The worse accusation against Millikan is that he allowed his name on this pamphlet. The opinions expressed appear to be sincere policy suggestions to make the world better for everyone. It says:

There can be no question that a very large portion of feeblemindedness is due to inheritance. The same is tru of mental disease
This is true, but people do not like to admit it. I think the critics of this pamphlet ought to explain exactly where is goes wrong. I have my own opinions, but I suspect that the leftist critics have other issues, and would rather not spell them out.

This weirdo students dig this stuff up as an excuse to make childish demands.

1 comment:

  1. There is more than one kind of inheritance. If your parents had poor living habits, were lazy, and taught you the same, it can be said you inherited a bad upbringing. Monkey see, monkey do, much like all people who ever drew breath since the beginning of time.

    To be woke is to be a pathetic ignorant brat with a sledge hammer who thinks if they demolish enough of the world that offends them that they will still have a pot to piss in at the end of their zealous labors. They will be in for an unpleasant surprise.

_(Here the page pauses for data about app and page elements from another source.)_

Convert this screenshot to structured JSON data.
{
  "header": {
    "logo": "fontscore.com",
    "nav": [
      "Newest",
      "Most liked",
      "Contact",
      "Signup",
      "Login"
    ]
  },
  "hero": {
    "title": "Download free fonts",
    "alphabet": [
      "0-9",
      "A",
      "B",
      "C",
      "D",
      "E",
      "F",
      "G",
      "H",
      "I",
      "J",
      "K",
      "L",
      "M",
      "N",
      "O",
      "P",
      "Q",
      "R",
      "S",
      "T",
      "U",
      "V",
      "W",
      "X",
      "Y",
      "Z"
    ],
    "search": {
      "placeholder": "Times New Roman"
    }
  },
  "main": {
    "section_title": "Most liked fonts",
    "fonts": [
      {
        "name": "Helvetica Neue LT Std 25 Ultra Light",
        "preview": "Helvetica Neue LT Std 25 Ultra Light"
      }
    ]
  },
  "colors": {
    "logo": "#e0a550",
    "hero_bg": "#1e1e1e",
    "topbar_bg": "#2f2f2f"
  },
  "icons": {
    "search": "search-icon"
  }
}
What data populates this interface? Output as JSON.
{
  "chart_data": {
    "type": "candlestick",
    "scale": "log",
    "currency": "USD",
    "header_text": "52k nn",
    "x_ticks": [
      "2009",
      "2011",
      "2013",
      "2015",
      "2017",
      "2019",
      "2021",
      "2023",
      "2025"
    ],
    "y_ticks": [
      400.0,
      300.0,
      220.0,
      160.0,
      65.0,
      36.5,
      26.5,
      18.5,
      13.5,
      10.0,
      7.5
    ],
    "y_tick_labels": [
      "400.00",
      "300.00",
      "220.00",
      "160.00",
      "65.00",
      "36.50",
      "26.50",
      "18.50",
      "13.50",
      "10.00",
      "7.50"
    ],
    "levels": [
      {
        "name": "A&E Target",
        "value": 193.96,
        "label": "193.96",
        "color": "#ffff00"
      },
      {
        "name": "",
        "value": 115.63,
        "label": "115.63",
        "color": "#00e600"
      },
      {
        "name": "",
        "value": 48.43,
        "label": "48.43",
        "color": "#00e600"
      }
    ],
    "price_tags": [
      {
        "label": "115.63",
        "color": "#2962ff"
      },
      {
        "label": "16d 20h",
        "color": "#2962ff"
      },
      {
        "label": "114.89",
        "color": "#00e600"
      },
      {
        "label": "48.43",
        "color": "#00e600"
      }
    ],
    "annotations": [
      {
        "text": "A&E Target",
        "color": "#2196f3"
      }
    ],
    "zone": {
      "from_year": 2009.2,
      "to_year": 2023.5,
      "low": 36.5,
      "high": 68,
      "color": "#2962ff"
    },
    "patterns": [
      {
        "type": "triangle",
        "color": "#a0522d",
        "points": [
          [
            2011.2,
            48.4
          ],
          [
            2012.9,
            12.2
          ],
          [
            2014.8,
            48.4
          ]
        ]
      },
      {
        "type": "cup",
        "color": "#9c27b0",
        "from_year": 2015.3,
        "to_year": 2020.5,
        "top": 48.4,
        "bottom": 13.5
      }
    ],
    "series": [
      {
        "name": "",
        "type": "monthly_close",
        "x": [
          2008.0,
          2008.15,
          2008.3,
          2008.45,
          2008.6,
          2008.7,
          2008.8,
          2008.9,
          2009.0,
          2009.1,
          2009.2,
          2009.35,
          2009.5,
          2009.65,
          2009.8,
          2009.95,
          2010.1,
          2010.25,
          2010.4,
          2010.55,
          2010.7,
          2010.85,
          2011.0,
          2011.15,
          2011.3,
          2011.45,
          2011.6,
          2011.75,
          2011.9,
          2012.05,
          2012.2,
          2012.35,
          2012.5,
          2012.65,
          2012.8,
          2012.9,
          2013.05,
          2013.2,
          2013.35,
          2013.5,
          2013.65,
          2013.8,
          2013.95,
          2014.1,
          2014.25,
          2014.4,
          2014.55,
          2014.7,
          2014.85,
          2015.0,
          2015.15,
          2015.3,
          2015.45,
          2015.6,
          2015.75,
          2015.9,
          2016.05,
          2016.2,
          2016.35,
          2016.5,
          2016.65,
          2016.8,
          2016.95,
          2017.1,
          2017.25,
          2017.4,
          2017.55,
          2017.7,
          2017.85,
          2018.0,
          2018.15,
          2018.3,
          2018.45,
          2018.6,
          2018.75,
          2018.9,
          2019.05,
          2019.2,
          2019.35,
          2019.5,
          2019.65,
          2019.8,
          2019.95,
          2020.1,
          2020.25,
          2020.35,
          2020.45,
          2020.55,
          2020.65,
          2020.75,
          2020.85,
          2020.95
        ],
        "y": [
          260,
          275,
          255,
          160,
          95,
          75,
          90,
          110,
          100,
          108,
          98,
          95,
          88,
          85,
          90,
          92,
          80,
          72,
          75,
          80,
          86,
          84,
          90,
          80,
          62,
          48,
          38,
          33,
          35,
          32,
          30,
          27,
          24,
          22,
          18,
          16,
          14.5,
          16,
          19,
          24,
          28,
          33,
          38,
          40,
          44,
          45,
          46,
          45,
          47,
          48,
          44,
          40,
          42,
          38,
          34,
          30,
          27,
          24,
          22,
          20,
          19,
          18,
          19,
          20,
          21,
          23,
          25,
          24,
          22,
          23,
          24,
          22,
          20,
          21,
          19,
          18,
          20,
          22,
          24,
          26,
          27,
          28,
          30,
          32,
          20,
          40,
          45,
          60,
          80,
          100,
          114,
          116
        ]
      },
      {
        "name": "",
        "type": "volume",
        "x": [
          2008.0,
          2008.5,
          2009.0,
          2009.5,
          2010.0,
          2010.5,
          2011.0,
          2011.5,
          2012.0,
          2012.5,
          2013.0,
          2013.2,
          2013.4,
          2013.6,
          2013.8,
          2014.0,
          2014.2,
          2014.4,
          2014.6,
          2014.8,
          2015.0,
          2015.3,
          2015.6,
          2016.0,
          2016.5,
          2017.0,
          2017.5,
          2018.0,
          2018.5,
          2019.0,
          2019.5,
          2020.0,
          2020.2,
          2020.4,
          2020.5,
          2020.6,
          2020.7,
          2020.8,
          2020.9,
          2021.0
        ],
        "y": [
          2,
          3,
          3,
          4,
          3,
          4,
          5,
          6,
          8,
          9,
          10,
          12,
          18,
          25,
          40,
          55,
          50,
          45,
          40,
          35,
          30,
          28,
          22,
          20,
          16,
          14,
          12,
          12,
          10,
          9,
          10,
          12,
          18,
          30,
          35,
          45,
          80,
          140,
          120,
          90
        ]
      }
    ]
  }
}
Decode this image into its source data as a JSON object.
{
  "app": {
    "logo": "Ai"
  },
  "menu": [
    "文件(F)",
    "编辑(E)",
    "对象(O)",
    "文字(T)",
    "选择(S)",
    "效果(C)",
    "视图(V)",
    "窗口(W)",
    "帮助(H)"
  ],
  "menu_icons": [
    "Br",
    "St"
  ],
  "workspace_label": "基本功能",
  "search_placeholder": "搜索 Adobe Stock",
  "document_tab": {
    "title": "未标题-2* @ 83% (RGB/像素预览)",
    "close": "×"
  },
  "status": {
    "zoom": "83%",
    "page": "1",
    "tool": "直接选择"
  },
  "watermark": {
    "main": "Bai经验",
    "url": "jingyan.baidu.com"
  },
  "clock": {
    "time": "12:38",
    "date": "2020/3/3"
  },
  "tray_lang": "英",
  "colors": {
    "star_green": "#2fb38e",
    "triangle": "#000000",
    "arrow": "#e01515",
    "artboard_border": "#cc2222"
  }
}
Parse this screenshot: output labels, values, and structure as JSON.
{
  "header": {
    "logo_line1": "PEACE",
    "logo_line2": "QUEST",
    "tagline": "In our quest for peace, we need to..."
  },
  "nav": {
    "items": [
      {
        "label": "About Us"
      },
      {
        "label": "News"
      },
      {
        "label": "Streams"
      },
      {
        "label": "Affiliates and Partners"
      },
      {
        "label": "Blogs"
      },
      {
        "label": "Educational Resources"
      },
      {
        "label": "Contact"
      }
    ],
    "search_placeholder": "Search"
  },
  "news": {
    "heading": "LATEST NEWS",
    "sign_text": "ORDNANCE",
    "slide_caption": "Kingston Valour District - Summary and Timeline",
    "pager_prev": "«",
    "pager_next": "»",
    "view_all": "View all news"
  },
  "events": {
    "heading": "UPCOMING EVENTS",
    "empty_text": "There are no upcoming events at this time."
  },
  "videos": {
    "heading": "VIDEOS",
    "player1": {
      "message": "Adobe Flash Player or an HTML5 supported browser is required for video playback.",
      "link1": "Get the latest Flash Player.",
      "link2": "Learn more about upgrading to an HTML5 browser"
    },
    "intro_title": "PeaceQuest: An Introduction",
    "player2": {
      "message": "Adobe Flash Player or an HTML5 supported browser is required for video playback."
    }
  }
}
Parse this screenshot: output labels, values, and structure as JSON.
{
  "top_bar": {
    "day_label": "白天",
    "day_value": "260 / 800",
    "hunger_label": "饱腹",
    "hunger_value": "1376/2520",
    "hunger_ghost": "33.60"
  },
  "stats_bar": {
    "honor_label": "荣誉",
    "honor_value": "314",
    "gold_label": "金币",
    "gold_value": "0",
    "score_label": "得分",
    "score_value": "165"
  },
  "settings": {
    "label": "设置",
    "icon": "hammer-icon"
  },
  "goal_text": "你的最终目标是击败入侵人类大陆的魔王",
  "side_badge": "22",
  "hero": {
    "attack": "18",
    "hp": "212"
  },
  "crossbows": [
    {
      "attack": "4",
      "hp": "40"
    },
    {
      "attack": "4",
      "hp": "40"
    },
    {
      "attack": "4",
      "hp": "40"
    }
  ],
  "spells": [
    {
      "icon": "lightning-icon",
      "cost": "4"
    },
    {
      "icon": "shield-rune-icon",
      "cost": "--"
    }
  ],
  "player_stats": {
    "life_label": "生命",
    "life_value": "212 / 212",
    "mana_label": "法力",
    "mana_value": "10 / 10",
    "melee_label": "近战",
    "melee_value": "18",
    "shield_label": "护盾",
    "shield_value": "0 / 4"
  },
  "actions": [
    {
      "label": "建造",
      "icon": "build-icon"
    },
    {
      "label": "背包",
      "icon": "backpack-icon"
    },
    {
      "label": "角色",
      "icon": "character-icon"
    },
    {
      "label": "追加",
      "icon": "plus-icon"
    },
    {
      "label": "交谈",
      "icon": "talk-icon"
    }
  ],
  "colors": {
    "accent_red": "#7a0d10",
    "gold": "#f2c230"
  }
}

    Truth is, everyone in history is offensive in one way or another to someone else from another time and place, especially to the immature and ignorant. Silly children who wish to think themselves virtuous paragons by destroying all they think flawed is nothing new, but encouraging it as acceptable behavior is.